[Items listed in a dataset]
%%

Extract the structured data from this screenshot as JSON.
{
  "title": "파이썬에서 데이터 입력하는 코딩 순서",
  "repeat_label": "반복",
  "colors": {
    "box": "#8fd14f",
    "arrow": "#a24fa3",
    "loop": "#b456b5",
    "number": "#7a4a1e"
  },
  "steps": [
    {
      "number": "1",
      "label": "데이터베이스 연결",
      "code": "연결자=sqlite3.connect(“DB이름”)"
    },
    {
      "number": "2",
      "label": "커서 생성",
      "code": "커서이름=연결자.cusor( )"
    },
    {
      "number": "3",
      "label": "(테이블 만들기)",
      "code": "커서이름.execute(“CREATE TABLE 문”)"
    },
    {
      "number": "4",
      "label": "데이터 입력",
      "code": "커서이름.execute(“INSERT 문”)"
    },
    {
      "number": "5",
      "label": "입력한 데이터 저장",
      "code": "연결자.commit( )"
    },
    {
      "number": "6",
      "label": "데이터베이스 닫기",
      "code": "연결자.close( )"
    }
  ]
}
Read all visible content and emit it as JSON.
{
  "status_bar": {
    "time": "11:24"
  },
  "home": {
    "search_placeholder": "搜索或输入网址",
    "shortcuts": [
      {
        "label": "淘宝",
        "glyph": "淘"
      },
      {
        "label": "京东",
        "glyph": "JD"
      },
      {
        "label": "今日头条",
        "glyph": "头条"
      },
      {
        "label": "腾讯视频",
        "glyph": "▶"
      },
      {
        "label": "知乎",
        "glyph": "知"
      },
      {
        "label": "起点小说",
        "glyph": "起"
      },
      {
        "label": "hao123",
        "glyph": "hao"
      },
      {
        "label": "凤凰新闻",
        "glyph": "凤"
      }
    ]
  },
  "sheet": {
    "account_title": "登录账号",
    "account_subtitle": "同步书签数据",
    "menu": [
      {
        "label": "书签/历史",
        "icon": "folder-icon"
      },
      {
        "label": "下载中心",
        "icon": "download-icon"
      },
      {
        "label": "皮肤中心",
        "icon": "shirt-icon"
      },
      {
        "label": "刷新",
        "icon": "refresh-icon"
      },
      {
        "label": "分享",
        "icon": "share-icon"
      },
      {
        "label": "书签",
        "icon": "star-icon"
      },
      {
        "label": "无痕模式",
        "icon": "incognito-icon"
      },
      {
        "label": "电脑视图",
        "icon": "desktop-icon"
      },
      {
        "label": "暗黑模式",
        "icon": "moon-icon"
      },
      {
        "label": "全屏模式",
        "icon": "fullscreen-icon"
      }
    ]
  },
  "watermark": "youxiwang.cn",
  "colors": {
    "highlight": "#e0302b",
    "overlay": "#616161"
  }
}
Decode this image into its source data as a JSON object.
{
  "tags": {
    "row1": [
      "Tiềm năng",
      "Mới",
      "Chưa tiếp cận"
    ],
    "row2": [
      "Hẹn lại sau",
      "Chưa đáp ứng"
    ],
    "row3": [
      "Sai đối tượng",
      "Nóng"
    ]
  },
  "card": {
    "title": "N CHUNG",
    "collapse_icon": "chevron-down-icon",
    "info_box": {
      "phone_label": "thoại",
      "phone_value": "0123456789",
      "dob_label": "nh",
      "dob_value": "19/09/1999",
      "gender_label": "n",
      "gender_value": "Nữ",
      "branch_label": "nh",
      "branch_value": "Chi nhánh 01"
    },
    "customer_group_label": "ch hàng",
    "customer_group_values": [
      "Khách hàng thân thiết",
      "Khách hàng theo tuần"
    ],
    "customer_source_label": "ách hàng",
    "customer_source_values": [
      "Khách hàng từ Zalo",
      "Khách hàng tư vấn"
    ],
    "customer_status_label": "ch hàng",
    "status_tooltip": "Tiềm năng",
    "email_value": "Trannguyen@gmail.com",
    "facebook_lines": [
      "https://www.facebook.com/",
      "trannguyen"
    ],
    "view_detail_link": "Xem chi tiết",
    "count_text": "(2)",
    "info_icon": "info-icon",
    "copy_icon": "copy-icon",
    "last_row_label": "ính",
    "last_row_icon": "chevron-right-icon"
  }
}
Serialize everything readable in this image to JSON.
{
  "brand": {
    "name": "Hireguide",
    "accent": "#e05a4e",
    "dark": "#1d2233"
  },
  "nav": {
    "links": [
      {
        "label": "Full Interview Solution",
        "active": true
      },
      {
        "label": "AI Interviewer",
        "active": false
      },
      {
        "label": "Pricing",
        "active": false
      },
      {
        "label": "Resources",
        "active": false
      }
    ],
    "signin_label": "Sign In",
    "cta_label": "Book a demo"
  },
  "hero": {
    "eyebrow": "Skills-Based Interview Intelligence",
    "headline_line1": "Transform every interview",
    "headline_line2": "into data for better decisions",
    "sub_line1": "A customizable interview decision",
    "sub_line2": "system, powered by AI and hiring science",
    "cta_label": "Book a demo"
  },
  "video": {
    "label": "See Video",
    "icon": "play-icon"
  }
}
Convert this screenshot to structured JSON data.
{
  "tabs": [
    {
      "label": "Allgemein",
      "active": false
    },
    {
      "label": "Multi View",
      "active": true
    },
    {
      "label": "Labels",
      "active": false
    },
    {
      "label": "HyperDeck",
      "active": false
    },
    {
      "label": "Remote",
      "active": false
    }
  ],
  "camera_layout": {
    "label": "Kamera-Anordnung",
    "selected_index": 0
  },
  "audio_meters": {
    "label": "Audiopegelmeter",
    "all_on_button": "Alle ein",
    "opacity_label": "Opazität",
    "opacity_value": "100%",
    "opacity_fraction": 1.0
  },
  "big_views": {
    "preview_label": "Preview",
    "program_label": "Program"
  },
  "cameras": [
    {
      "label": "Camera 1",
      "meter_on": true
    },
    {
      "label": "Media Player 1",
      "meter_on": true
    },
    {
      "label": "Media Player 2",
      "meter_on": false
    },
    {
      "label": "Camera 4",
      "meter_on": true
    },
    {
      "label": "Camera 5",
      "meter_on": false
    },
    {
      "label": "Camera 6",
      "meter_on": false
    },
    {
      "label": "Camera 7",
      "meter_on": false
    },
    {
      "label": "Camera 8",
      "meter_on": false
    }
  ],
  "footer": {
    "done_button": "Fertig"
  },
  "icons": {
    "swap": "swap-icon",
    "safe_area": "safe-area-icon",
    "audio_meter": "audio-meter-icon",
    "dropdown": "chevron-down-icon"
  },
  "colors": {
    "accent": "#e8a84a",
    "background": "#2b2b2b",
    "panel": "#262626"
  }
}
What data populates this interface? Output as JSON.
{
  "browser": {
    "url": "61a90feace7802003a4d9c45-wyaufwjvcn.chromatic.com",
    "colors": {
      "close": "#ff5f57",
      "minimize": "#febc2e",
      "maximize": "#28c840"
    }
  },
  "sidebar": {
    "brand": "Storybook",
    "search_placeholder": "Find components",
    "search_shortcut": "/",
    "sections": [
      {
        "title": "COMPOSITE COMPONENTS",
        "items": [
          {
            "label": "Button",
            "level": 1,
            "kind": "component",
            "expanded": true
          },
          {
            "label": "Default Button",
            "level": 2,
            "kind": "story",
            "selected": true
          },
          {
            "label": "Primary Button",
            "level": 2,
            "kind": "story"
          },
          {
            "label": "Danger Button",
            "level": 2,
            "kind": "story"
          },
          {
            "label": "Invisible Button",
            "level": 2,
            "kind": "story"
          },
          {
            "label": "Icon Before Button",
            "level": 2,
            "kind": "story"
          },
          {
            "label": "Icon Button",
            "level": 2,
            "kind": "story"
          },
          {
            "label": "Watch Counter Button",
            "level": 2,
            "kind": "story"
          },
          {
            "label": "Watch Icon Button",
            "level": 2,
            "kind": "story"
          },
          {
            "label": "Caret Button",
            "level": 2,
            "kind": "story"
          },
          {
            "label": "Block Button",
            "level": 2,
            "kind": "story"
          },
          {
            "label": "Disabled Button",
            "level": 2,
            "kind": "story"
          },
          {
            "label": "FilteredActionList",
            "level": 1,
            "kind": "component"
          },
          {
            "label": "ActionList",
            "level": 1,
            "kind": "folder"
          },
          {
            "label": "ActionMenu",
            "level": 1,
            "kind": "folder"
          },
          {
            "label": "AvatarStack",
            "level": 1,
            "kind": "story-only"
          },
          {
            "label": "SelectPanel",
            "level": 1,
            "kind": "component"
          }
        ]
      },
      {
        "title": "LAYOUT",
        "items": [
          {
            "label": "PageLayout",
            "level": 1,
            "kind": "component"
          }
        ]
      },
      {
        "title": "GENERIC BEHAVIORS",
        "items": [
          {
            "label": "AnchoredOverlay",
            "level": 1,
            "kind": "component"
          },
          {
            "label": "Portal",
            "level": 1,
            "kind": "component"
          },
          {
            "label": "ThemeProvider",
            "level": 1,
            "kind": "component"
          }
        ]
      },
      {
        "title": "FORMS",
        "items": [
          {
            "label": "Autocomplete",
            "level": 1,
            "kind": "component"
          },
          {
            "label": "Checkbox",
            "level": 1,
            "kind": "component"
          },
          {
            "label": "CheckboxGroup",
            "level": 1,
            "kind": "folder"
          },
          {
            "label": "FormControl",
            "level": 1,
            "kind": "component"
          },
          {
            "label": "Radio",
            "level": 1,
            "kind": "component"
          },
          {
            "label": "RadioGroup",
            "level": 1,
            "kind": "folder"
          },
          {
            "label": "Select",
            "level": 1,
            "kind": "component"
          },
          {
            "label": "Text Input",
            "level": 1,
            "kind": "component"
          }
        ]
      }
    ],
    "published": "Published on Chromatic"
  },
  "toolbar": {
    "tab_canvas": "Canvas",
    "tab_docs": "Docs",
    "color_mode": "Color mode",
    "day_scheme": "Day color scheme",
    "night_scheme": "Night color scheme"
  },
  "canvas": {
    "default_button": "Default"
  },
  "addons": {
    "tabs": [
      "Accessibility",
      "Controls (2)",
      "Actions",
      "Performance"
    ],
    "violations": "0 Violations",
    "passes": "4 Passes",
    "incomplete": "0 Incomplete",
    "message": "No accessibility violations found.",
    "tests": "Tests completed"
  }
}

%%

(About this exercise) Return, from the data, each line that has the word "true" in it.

(Answer section)
        "active": true
      "active": true
      "meter_on": true
      "meter_on": true
      "meter_on": true
            "expanded": true
            "selected": true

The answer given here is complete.